Public retirees won — eventually. But Idahoans will lose because of the state's fight over health care reform.
Those are two highlights from AARP Idaho's list of winners and losers from the just-completed 2010 legislative session.
Here's the AARP rundown:
Idaho State Retirees: A cost of living adjustment in tight times for the elderly. After a hotly contested debate over the modest COLA, Senator John Andreason refused to give House Concurrent Resolution 42 a hearing, effectively delivering the increase to 38,000 state retirees. The resolution, introduced by Rep. Dennis Lake, marked the first time in Idaho history the legislature challenged a recommendation by the Public Employee Retirement System of Idaho (PERSI) board.
Grandparents: First in line to care for a child removed from their parent’s care. House Bill 610, introduced by Rep. Sharon Block, places grandparents at the top of the list for consideration as foster parents when children have been removed from their parent’s homes, expedites the process, and gives grandparents better legal standing to obtain custody. Signed into law.
Older Drivers: Family is focus of older driver issues. When a doctor thinks a patient should no longer be driving, they can contact the Idaho Dept. of Transportation and recommend their license be revoked. Senate Bill 1397 now puts patients first, helping them and their families have a conversation with the physician about the concerns and options before any action. The bill passed the Senate, did not get a hearing in the House, but is expected to be taken up and passed next legislative session.
Older voters: No I.D., no problem. House Bill 496, introduced by Rep. Mike Moyle, would require all voters to show photo I.D. before casting their ballot – the bill was revamped from last year to address the concerns of older voters, and now allows anyone without a photo I.D. to sign an affidavit. Passed both the Senate and House, sent to Governor.
Idahoans struggling with high health care costs: A roadblock to relief when Idahoans need solutions. The Idaho Health Freedom Act (House Bill 391), introduced by Rep. Jim Clark, spends $100,000 or more on a lawsuit against the federal government that stands little chance of success, and could cost Idaho its federal health care matching funds of $1.6 billion, while keeping Idahoans from benefiting from measures that provide affordable access to health insurance and closes the Medicare Part D prescription drug “doughnut hole.” Signed into law, bad policy could deliver bad news.

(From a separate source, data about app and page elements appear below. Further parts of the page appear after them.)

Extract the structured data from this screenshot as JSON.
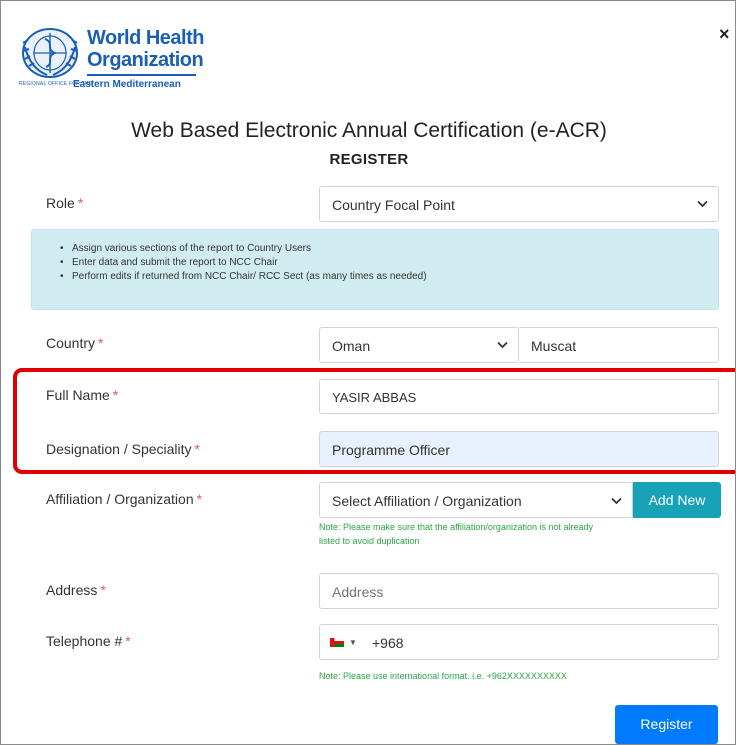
{
  "logo": {
    "line1": "World Health",
    "line2": "Organization",
    "small": "REGIONAL OFFICE FOR THE",
    "region": "Eastern Mediterranean"
  },
  "header": {
    "title": "Web Based Electronic Annual Certification (e-ACR)",
    "subtitle": "REGISTER",
    "close_label": "×"
  },
  "form": {
    "required_mark": "*",
    "role": {
      "label": "Role",
      "value": "Country Focal Point"
    },
    "info_items": [
      "Assign various sections of the report to Country Users",
      "Enter data and submit the report to NCC Chair",
      "Perform edits if returned from NCC Chair/ RCC Sect (as many times as needed)"
    ],
    "country": {
      "label": "Country",
      "value": "Oman",
      "city": "Muscat"
    },
    "full_name": {
      "label": "Full Name",
      "value": "YASIR ABBAS"
    },
    "designation": {
      "label": "Designation / Speciality",
      "value": "Programme Officer"
    },
    "affiliation": {
      "label": "Affiliation / Organization",
      "value": "Select Affiliation / Organization",
      "add_new_label": "Add New",
      "note_line1": "Note: Please make sure that the affiliation/organization is not already",
      "note_line2": "listed to avoid duplication"
    },
    "address": {
      "label": "Address",
      "placeholder": "Address"
    },
    "telephone": {
      "label": "Telephone #",
      "dial_code": "+968",
      "note": "Note: Please use international format. i.e. +962XXXXXXXXXX"
    },
    "register_label": "Register"
  },
  "colors": {
    "primary": "#007bff",
    "info_button": "#17a2b8",
    "info_bg": "#d1ecf1",
    "highlight": "#e00000",
    "note_green": "#28a745",
    "who_blue": "#1a5fb4",
    "filled_input_bg": "#e8f0fe"
  }
}
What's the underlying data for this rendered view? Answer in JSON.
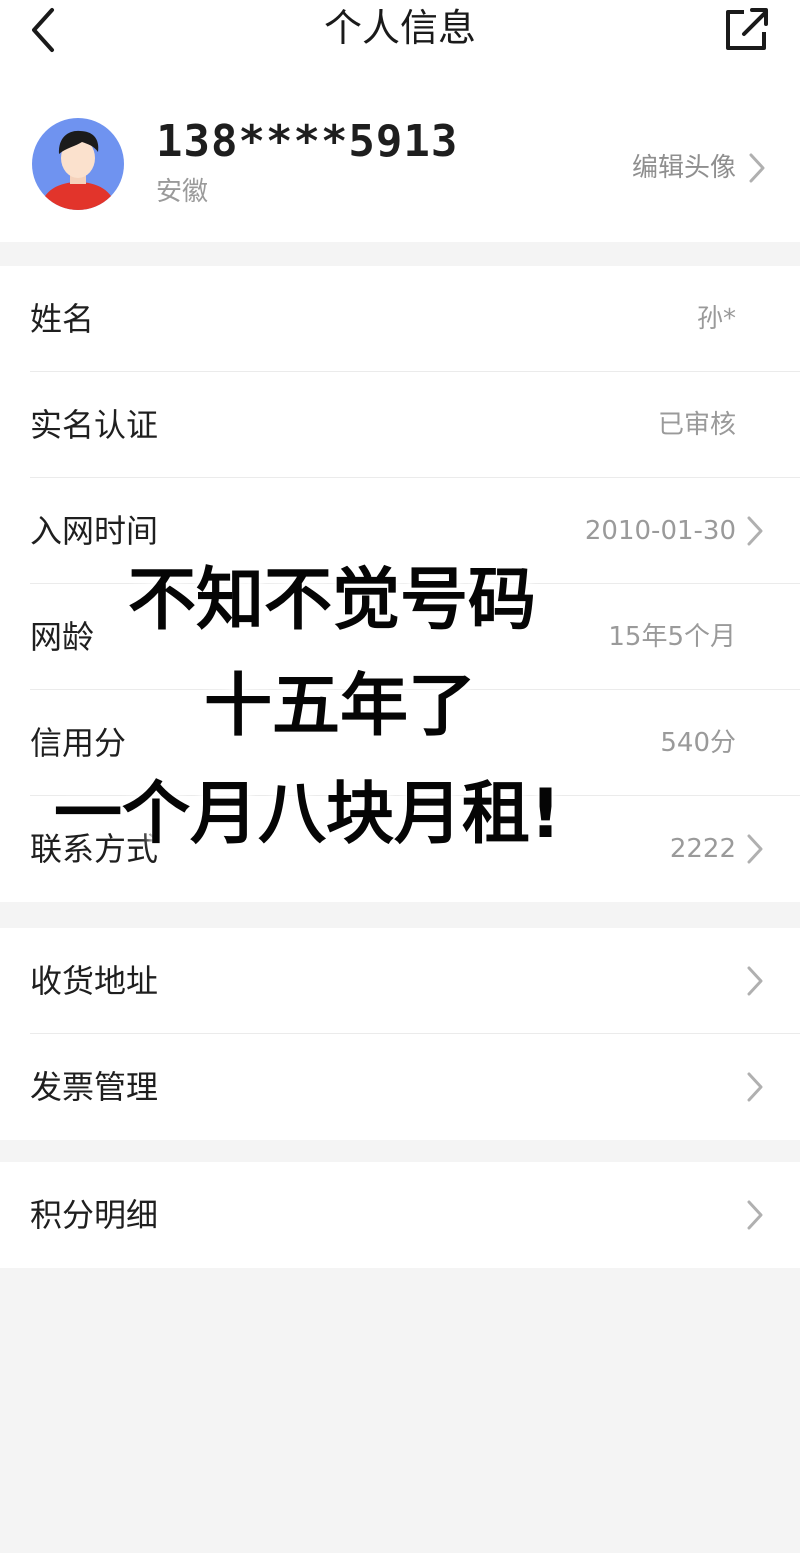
{
  "header": {
    "title": "个人信息",
    "back_icon": "chevron-left-icon",
    "share_icon": "share-icon"
  },
  "profile": {
    "phone": "138****5913",
    "region": "安徽",
    "edit_avatar_label": "编辑头像",
    "avatar_icon": "user-avatar-icon"
  },
  "info": [
    {
      "label": "姓名",
      "value": "孙*",
      "chevron": false
    },
    {
      "label": "实名认证",
      "value": "已审核",
      "chevron": false
    },
    {
      "label": "入网时间",
      "value": "2010-01-30",
      "chevron": true
    },
    {
      "label": "网龄",
      "value": "15年5个月",
      "chevron": false
    },
    {
      "label": "信用分",
      "value": "540分",
      "chevron": false
    },
    {
      "label": "联系方式",
      "value": "2222",
      "chevron": true
    }
  ],
  "services": [
    {
      "label": "收货地址",
      "chevron": true
    },
    {
      "label": "发票管理",
      "chevron": true
    }
  ],
  "points": [
    {
      "label": "积分明细",
      "chevron": true
    }
  ],
  "overlay": {
    "line1": "不知不觉号码",
    "line2": "十五年了",
    "line3": "一个月八块月租!"
  },
  "colors": {
    "background": "#f4f4f4",
    "card": "#ffffff",
    "secondary_text": "#9a9a9a"
  }
}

Living wills, advance directives, or other end of life instructions: Learn someone else’s conscience on your deathbed. The ill-conceived Freedom of Conscience bill (Senate Bill 1353), introduced by Senator Chuck Winder, will allow all health care professionals (from doctors to dieticians); to refuse to provide any “end of life care and treatment” that violates their “conscience.” That means living wills, advance directives, or any other end of life instructions can be ignored. Despite thousands of AARP members and the public voicing strong opposition to the inclusion of the language in the bill, the bill became law.
Children, families & the elderly: Idaho’s Medicaid safety net grows weaker with proposed cuts. As more Idahoans are forced to turn to Medicaid for health care services, $22 million in cuts (over $100 million coupled with the federal matching funds) will mean services and access get scaled back. While more cuts to health care providers who deliver critical home and community based services could prematurely force some older Idahoans into costly nursing homes.